Once a maintenance schedule has been established, it is important to understand how to efficiently and effectively remove all of the spent fluid prior to refilling the system. If the acidic compound in a degraded fluid is allowed to mix with new fluid, it will increase the rate of degradation of the new fluid. Smaller open-type equipment contains numerous areas where fluid can become trapped. Areas such as heat exchangers, filter housings and horizontal piping should be examined for residual fluid. Blowing air or nitrogen through the lines often will help remove old oil. If this option is not possible, most fluid manufacturers have a light flushing agent that can be used to flush out residual fluid.
Closed System MaintenanceClosed systems that are operated properly (that is, at or below the recommended bulk or skin/film temperature of the fluid) do not typically encounter fluid degradation. However, situations such as a power or pump failure or system changes (partially open or closed valves, decommissioning user loops, etc.) can cause thermal degradation. Such degradation often can go unnoticed by the user on a day-to-day basis; if left unchecked, it can severely damage the equipment.
To avoid thermal degradation in closed systems, plants should consult both the heat transfer fluid vendor and equipment manufacturer before making any changes to the system. Most heat transfer systems are engineered around the user's needs and the type of fluid used. Changes in a system's design or function can negatively affect the fluid.

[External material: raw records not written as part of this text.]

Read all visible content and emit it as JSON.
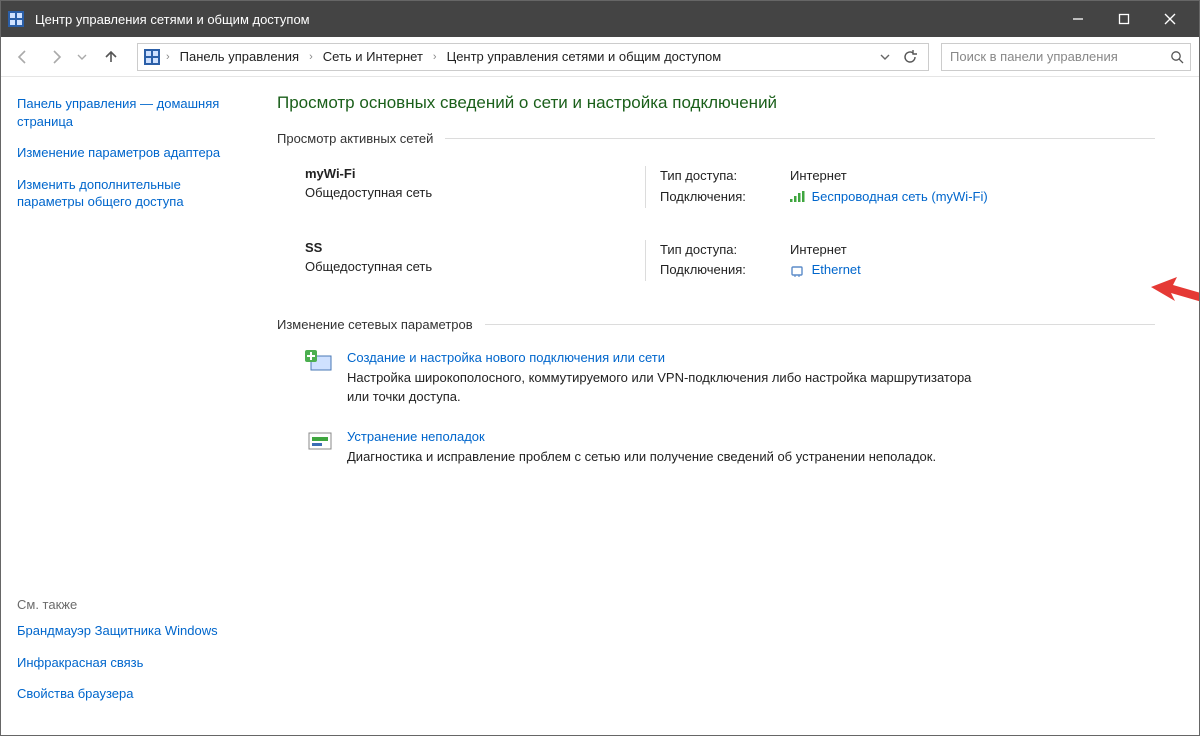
{
  "window": {
    "title": "Центр управления сетями и общим доступом"
  },
  "breadcrumb": {
    "root": "Панель управления",
    "mid": "Сеть и Интернет",
    "leaf": "Центр управления сетями и общим доступом"
  },
  "search": {
    "placeholder": "Поиск в панели управления"
  },
  "sidebar": {
    "home": "Панель управления — домашняя страница",
    "adapter": "Изменение параметров адаптера",
    "sharing": "Изменить дополнительные параметры общего доступа",
    "see_also_hdr": "См. также",
    "see_also": [
      "Брандмауэр Защитника Windows",
      "Инфракрасная связь",
      "Свойства браузера"
    ]
  },
  "main": {
    "page_title": "Просмотр основных сведений о сети и настройка подключений",
    "active_hdr": "Просмотр активных сетей",
    "change_hdr": "Изменение сетевых параметров",
    "labels": {
      "access": "Тип доступа:",
      "conn": "Подключения:"
    },
    "networks": [
      {
        "name": "myWi-Fi",
        "kind": "Общедоступная сеть",
        "access": "Интернет",
        "conn_label": "Беспроводная сеть (myWi-Fi)",
        "icon": "wifi"
      },
      {
        "name": "SS",
        "kind": "Общедоступная сеть",
        "access": "Интернет",
        "conn_label": "Ethernet",
        "icon": "ethernet"
      }
    ],
    "settings": [
      {
        "title": "Создание и настройка нового подключения или сети",
        "desc": "Настройка широкополосного, коммутируемого или VPN-подключения либо настройка маршрутизатора или точки доступа."
      },
      {
        "title": "Устранение неполадок",
        "desc": "Диагностика и исправление проблем с сетью или получение сведений об устранении неполадок."
      }
    ]
  }
}
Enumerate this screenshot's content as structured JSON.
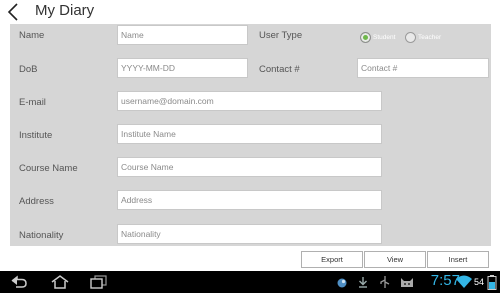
{
  "app": {
    "title": "My Diary"
  },
  "form": {
    "name": {
      "label": "Name",
      "placeholder": "Name"
    },
    "user_type": {
      "label": "User Type",
      "options": [
        {
          "label": "Student",
          "selected": true
        },
        {
          "label": "Teacher",
          "selected": false
        }
      ]
    },
    "dob": {
      "label": "DoB",
      "placeholder": "YYYY-MM-DD"
    },
    "contact": {
      "label": "Contact #",
      "placeholder": "Contact #"
    },
    "email": {
      "label": "E-mail",
      "placeholder": "username@domain.com"
    },
    "institute": {
      "label": "Institute",
      "placeholder": "Institute Name"
    },
    "course": {
      "label": "Course Name",
      "placeholder": "Course Name"
    },
    "address": {
      "label": "Address",
      "placeholder": "Address"
    },
    "nationality": {
      "label": "Nationality",
      "placeholder": "Nationality"
    }
  },
  "actions": {
    "export": "Export",
    "view": "View",
    "insert": "Insert"
  },
  "system_bar": {
    "time": "7:57",
    "battery": "54",
    "accent": "#33b5e5",
    "icons": [
      "back-icon",
      "home-icon",
      "recent-apps-icon",
      "notification-icon",
      "download-icon",
      "cat-icon",
      "usb-icon",
      "wifi-icon",
      "battery-icon"
    ]
  }
}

As with open systems, fluid analysis is the best maintenance tool. These analyses allow any changes to a fluid to be detected early so that the system can be corrected to stop the fluid degradation and, in some cases, improve the condition of the fluid.
Closed loop systems typically require infrequent fluid changes, measured in years. However, when a fluid change is needed, multiple steps such as flushing the existing fluid from the system or using a cleaning fluid often are involved. It is always best to understand the condition of the fluid and system prior to changing fluids (either to a different fluid or the same fluid). Plants should conduct a fluid analysis and a general inspection of the system before the new fluid is added, looking for leaks and, if possible, inspecting the inside of the pipes and boiler. However, the most important step is the complete (at least 95 percent) removal of all traces of the previous fluid. Degraded fluid will quickly contaminate new fluid.

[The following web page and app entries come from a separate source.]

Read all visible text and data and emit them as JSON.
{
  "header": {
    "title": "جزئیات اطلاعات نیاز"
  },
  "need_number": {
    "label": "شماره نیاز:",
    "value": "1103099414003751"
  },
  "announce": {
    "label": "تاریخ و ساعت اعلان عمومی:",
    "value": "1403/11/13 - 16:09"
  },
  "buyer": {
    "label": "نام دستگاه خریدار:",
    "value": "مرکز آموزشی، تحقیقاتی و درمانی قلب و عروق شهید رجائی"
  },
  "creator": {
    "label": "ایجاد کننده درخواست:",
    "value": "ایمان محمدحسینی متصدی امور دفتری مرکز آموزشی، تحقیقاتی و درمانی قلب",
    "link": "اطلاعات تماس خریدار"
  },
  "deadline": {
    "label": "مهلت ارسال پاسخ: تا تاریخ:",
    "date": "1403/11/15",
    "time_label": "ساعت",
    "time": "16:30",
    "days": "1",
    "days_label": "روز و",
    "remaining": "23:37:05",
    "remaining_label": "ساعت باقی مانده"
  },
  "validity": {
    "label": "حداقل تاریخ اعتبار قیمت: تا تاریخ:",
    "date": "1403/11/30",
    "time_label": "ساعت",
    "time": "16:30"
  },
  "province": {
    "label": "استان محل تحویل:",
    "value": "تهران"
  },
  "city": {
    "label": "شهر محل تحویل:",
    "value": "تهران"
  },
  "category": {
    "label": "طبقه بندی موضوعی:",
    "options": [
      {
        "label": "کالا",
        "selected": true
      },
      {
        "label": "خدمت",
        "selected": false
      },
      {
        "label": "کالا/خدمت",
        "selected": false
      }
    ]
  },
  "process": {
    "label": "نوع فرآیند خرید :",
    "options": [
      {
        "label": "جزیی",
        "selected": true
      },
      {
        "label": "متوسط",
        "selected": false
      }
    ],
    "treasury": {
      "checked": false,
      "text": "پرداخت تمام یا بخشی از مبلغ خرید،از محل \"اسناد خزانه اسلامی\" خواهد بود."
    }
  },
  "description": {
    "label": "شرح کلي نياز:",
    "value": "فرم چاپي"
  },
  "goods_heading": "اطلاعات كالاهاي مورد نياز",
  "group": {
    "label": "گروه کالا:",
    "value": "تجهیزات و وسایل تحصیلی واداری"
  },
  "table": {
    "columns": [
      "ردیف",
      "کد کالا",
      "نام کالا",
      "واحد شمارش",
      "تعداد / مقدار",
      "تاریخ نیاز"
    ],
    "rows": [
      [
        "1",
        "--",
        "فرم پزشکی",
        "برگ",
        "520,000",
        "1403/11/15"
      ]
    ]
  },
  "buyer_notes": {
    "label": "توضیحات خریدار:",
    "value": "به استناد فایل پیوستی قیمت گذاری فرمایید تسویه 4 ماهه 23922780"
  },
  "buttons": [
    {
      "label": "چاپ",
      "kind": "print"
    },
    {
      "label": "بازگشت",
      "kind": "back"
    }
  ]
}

No matter how sophisticated a heat transfer system might be, the condition of the heat transfer fluid can affect its operation. By understanding the factors that cause fluid degradation, plants can develop a preventive maintenance program that will keep their equipment clean and running at peak efficiency. PCE
Sidebar: All heat transfer systems can be broken down into one of two rudimentary types: open or closed.
Open or Closed?
In an open design, the oil comes in contact with air at some point in the system. If the oil temperature is not well below 200oF (93oC) when this contact occurs, the oil will be susceptible to degradation through oxidation. Open systems tend to be smaller than closed systems and are used in manufacturing processes in the plastic, die-cast and other industries that use portable electric “oil heaters.”
A closed system typically uses an inert gas buffer (usually nitrogen) between the oil and atmosphere to prevent oxidation. Some boiler manufacturers have developed “closed loop” systems, which use expansion tanks that use proprietary plumbing to prevent the hot oil from coming in contact with the atmosphere.